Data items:
Start of Block

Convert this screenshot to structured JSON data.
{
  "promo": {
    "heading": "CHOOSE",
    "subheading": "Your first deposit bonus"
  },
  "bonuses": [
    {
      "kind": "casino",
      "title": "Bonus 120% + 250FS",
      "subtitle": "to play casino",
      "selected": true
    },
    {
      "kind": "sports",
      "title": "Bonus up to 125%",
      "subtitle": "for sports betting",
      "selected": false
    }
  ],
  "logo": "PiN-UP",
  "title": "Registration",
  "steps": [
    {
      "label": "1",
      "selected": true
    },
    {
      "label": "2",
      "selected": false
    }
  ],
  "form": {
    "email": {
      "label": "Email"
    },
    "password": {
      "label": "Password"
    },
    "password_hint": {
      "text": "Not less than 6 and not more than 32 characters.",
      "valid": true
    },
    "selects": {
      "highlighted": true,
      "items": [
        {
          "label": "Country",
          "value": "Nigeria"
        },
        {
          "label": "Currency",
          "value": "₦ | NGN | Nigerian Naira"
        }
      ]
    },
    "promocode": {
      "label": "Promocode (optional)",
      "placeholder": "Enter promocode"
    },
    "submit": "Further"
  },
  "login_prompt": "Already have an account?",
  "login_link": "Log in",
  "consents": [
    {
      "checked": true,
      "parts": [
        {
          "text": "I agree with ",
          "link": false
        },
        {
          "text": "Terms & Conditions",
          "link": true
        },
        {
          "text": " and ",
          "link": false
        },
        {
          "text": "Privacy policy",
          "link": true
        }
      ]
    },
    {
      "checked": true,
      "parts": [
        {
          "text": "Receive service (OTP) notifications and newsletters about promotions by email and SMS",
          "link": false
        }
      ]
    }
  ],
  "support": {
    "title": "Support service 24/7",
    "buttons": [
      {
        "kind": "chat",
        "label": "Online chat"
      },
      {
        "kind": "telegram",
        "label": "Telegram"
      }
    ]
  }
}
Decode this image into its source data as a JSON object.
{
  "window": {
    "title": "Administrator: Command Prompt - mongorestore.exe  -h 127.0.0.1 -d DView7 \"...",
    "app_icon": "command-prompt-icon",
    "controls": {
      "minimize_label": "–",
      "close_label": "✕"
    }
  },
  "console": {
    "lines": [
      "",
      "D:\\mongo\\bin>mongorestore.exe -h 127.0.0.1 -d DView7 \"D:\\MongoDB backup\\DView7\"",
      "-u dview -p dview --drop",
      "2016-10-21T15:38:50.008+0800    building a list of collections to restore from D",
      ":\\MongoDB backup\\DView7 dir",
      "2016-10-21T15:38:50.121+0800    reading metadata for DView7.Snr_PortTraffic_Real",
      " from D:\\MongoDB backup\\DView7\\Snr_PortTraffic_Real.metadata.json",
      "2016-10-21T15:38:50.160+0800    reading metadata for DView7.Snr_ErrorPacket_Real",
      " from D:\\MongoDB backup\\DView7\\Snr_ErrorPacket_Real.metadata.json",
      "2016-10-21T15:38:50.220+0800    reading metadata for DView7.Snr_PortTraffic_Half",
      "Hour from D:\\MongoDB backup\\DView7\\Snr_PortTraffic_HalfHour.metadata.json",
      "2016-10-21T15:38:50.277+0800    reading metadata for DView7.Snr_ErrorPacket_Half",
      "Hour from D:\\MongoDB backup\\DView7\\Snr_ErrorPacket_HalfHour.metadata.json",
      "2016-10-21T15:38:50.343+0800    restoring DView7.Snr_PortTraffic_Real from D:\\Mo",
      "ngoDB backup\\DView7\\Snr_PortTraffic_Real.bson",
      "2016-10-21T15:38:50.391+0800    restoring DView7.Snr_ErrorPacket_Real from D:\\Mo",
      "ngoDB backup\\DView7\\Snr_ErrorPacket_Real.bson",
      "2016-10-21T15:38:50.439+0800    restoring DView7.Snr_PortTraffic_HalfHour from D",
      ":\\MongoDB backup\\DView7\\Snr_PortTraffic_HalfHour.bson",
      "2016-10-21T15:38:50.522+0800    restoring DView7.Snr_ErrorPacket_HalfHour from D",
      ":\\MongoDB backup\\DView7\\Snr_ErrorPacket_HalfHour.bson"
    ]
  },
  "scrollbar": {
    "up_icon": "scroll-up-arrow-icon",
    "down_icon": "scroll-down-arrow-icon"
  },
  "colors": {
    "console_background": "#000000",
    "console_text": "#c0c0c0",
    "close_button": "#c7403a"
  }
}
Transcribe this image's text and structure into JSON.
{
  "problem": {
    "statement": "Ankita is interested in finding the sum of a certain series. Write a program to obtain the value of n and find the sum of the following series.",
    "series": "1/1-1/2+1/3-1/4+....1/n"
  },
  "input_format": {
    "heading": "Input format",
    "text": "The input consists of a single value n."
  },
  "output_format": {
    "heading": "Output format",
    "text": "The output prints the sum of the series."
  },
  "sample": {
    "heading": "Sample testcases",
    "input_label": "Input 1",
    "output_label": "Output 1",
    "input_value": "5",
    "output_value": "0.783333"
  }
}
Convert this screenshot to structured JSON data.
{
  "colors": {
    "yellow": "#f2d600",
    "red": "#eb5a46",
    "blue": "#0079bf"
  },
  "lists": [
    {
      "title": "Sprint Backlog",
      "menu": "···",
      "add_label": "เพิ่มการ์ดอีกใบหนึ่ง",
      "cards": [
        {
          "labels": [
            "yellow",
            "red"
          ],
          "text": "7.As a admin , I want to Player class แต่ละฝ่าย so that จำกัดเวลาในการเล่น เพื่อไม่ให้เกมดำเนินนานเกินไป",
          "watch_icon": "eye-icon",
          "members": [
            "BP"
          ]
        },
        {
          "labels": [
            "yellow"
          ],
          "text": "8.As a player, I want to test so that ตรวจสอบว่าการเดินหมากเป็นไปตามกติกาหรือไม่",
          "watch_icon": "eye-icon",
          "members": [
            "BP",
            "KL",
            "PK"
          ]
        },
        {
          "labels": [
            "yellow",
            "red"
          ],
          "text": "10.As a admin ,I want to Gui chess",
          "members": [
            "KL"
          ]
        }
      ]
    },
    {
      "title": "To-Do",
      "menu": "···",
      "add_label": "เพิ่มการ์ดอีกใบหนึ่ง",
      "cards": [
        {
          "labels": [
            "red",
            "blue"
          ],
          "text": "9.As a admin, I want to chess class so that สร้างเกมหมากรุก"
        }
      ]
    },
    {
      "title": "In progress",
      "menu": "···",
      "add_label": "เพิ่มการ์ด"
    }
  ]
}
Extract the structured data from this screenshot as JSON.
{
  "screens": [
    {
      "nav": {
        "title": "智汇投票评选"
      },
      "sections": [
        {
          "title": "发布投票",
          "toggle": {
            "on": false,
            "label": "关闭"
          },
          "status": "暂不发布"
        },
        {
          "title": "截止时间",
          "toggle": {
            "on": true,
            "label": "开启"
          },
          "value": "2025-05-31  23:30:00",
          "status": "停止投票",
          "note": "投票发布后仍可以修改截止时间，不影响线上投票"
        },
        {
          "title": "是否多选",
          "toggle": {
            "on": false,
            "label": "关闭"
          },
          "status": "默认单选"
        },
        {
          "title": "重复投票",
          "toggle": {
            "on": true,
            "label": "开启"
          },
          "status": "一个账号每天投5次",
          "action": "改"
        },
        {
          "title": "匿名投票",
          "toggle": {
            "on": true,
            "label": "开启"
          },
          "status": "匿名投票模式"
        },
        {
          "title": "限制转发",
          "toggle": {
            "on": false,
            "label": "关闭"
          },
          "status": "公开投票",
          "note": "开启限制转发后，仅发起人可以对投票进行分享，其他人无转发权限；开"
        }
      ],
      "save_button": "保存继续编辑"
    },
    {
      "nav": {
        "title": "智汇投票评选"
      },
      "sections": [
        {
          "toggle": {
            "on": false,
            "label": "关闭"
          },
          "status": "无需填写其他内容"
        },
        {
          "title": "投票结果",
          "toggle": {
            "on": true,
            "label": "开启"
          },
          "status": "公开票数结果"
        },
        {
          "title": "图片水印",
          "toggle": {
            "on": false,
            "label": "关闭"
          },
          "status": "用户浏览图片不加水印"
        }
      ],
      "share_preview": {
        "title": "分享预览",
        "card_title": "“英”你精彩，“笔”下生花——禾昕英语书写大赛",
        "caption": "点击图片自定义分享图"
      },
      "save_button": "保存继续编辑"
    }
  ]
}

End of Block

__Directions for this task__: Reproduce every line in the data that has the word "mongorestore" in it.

__Solution__:
    "title": "Administrator: Command Prompt - mongorestore.exe  -h 127.0.0.1 -d DView7 \"...",
      "D:\\mongo\\bin>mongorestore.exe -h 127.0.0.1 -d DView7 \"D:\\MongoDB backup\\DView7\"",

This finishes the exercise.